On Wednesday, a House Appropriations subcommittee approved a funding plan for the fiscal year beginning Oct. 1 that for the first time since before the crisis envisions cutting the market cop’s budget, to the tune of $50 million. That would represent a relatively modest decrease to a budget that has steadily grown to about $1.6 billion in the current year from about $900 million in 2007. Still, the House’s proposed decrease is an important inflection point. If adopted, it would mark the first time in a decade that Congress has voted to cut the agency’s budget.

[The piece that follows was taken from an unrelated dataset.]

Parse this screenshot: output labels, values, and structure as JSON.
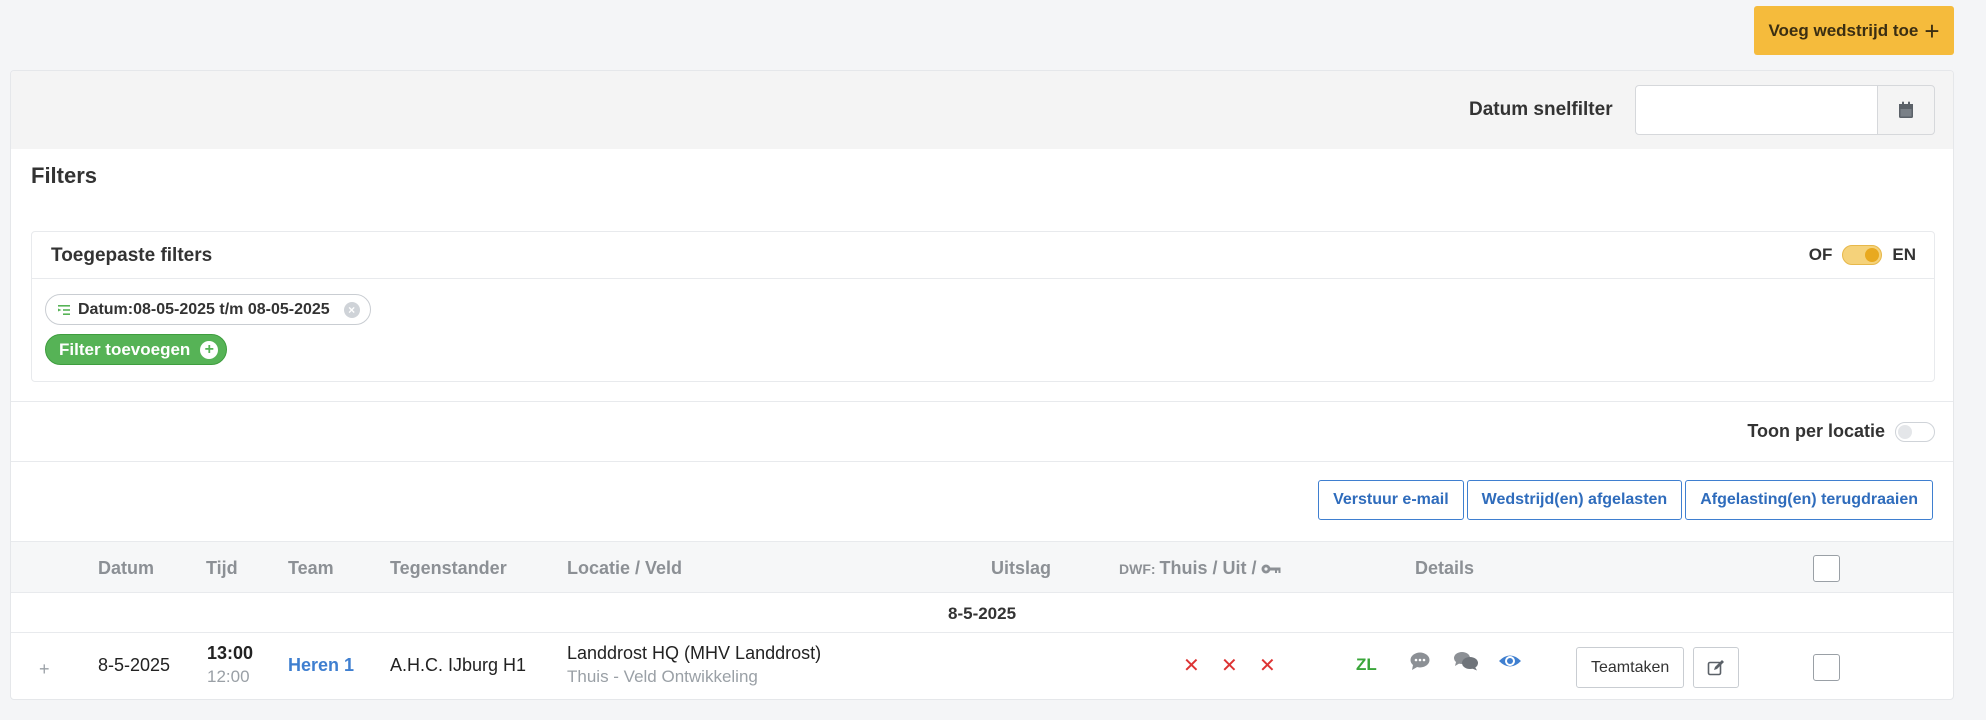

In recent years, House appropriators have generally backed $50 million budget increases to the SEC in proposals widely seen as opening bids in yearlong negotiations between Congress and the administration. The SEC eventually gets a boost as part of end-of-year funding deals for the entire federal government. Such a deal in December granted the SEC a healthy increase of about $100 million—though it came with notable caveats, including a policy “rider” restricting the SEC from requiring public companies to disclose their political-spending activities.

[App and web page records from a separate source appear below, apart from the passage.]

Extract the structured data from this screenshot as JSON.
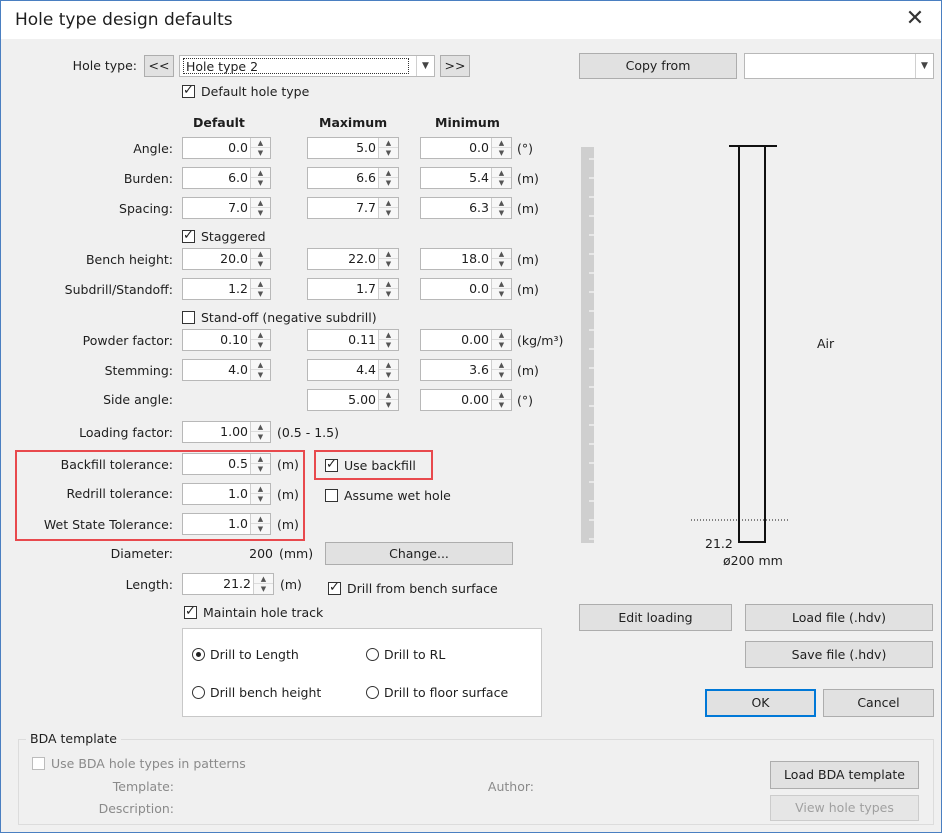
{
  "window": {
    "title": "Hole type design defaults",
    "close_glyph": "✕"
  },
  "hole_type": {
    "label": "Hole type:",
    "prev": "<<",
    "next": ">>",
    "value": "Hole type 2",
    "default_label": "Default hole type",
    "default_checked": true
  },
  "copy_from": {
    "button": "Copy from",
    "value": ""
  },
  "columns": {
    "default": "Default",
    "maximum": "Maximum",
    "minimum": "Minimum"
  },
  "rows": {
    "angle": {
      "label": "Angle:",
      "def": "0.0",
      "max": "5.0",
      "min": "0.0",
      "unit": "(°)"
    },
    "burden": {
      "label": "Burden:",
      "def": "6.0",
      "max": "6.6",
      "min": "5.4",
      "unit": "(m)"
    },
    "spacing": {
      "label": "Spacing:",
      "def": "7.0",
      "max": "7.7",
      "min": "6.3",
      "unit": "(m)"
    },
    "bench": {
      "label": "Bench height:",
      "def": "20.0",
      "max": "22.0",
      "min": "18.0",
      "unit": "(m)"
    },
    "subdrill": {
      "label": "Subdrill/Standoff:",
      "def": "1.2",
      "max": "1.7",
      "min": "0.0",
      "unit": "(m)"
    },
    "powder": {
      "label": "Powder factor:",
      "def": "0.10",
      "max": "0.11",
      "min": "0.00",
      "unit": "(kg/m³)"
    },
    "stemming": {
      "label": "Stemming:",
      "def": "4.0",
      "max": "4.4",
      "min": "3.6",
      "unit": "(m)"
    },
    "side": {
      "label": "Side angle:",
      "max": "5.00",
      "min": "0.00",
      "unit": "(°)"
    }
  },
  "staggered": {
    "label": "Staggered",
    "checked": true
  },
  "standoff": {
    "label": "Stand-off (negative subdrill)",
    "checked": false
  },
  "loading_factor": {
    "label": "Loading factor:",
    "value": "1.00",
    "range": "(0.5 - 1.5)"
  },
  "backfill_tol": {
    "label": "Backfill tolerance:",
    "value": "0.5",
    "unit": "(m)"
  },
  "redrill_tol": {
    "label": "Redrill tolerance:",
    "value": "1.0",
    "unit": "(m)"
  },
  "wet_tol": {
    "label": "Wet State Tolerance:",
    "value": "1.0",
    "unit": "(m)"
  },
  "use_backfill": {
    "label": "Use backfill",
    "checked": true
  },
  "assume_wet": {
    "label": "Assume wet hole",
    "checked": false
  },
  "diameter": {
    "label": "Diameter:",
    "value": "200",
    "unit": "(mm)",
    "change": "Change..."
  },
  "length": {
    "label": "Length:",
    "value": "21.2",
    "unit": "(m)"
  },
  "drill_from_bench": {
    "label": "Drill from bench surface",
    "checked": true
  },
  "maintain_track": {
    "label": "Maintain hole track",
    "checked": true
  },
  "drill_options": {
    "to_length": "Drill to Length",
    "to_rl": "Drill to RL",
    "bench_height": "Drill bench height",
    "floor_surface": "Drill to floor surface",
    "selected": "to_length"
  },
  "diagram": {
    "air_label": "Air",
    "depth_label": "21.2",
    "diameter_label": "ø200 mm"
  },
  "buttons": {
    "edit_loading": "Edit loading",
    "load_file": "Load file (.hdv)",
    "save_file": "Save file (.hdv)",
    "ok": "OK",
    "cancel": "Cancel"
  },
  "bda": {
    "group_title": "BDA template",
    "use_label": "Use BDA hole types in patterns",
    "template_label": "Template:",
    "author_label": "Author:",
    "description_label": "Description:",
    "load_btn": "Load BDA template",
    "view_btn": "View hole types"
  },
  "colors": {
    "highlight": "#e8494d",
    "accent": "#0078d7",
    "window_bg": "#f0f0f0"
  }
}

House appropriators say they have sought to hold the SEC’s budget down because it has quadrupled since 2001. By now, funding should be sufficient for the agency to meet its postcrisis responsibilities under the 2010 Dodd-Frank Act and other recent legislation, they say. The move is significant as another sign of the political climate turning hostile to financial regulators, with critics trying to shift the terms of the political debate away from the crisis and onto the burdens of postcrisis rules.

Broc Romanek

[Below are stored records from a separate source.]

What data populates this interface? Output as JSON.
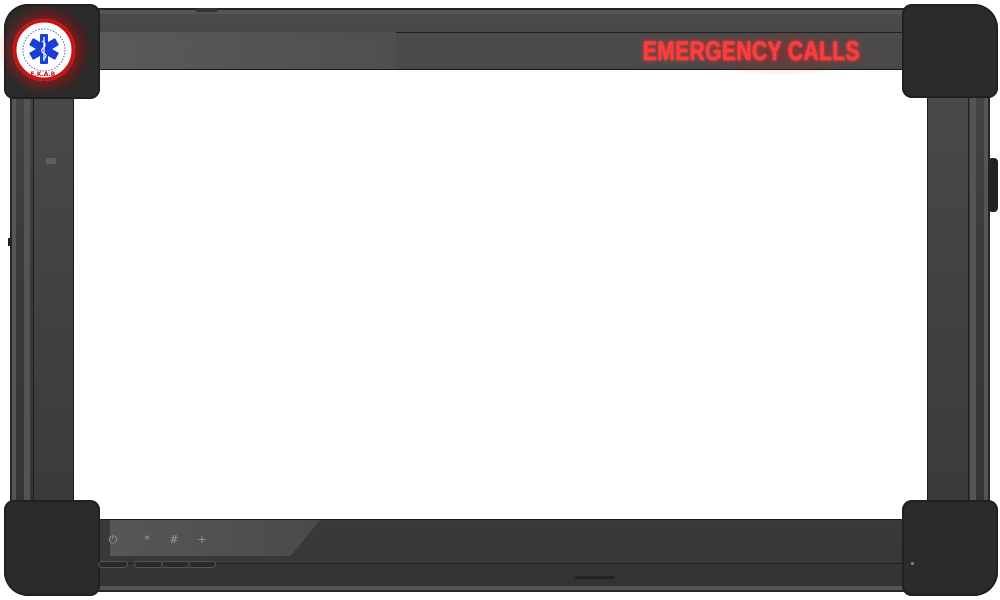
{
  "header": {
    "title": "EMERGENCY CALLS",
    "title_color": "#ff3b3b"
  },
  "logo": {
    "name": "ekab-star-of-life-logo",
    "ring_text": "ΕΘΝΙΚΟ ΚΕΝΤΡΟ ΑΜΕΣΗΣ ΒΟΗΘΕΙΑΣ",
    "bottom_text": "Ε.Κ.Α.Β.",
    "colors": {
      "star": "#1a3fd6",
      "ring": "#cc1111"
    }
  },
  "hardware_keys": {
    "power": "⏻",
    "star": "*",
    "hash": "#",
    "plus": "+"
  },
  "screen": {
    "background": "#ffffff"
  },
  "device": {
    "body_color": "#3a3a3a",
    "bumper_color": "#2b2b2b"
  }
}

June 1, 2016

Insider Trading: An I-Banker & Plumber Walk Into a Bar…

Given the popularity of my recent blog – “Insider Trading: A Director, Golfer & Gambler Walk Into a Bar…” – I couldn’t resist a follow-up when I saw this press release from the SEC yesterday. It never ceases to amaze me how dumb some people on Wall Street are when it comes to insider trading. What did the I-banker think when the SEC Enforcement Staff saw that a plumber suddenly makes 10 bets on companies who miraculously were acquired shortly after the trades? Although I guess it feels like you got away with it the first few times, you figure you’re golden all the way. Anyways, this is a good teaser for tomorrow’s grand webcast

Webcast: “Yes, It’s Time to Update Your Insider Trading Policy”

Tune in tomorrow for the webcast – “Yes, It’s Time to Update Your Insider Trading Policy” – to hear Chris Agbe-Davies of Spectra Energy, Ari Lanin of Gibson Dunn, Alan Dye of Hogan Lovells and and Marty Dunn of Morrison & Foerster provide practical guidance on revisiting your insider trading policy, as well as your insider trading training program for officers, employees and directors. The panel will cover:

1. Insider Trading: The Current Enforcement Environment
2. Overview of Pre-Clearance Procedures
3. Things to Consider in Drafting/Applying the Policy (including gifts, transactions with issuer, changes of election under 401(k) plans and ESPPs)
4. Blackout Periods
5. Policy Provisions About Sharing Information With Third Parties
6. Extending Coverage Beyond Employees
7. Pledging, Hedging & Short-Selling Transactions
8. Intersection with Rule 10b5-1 Plans
9. Employee Education

Our June Eminders is Posted!

We have posted the June issue of our complimentary monthly email newsletter. Sign up today to receive it by simply inputting your email address!

Broc Romanek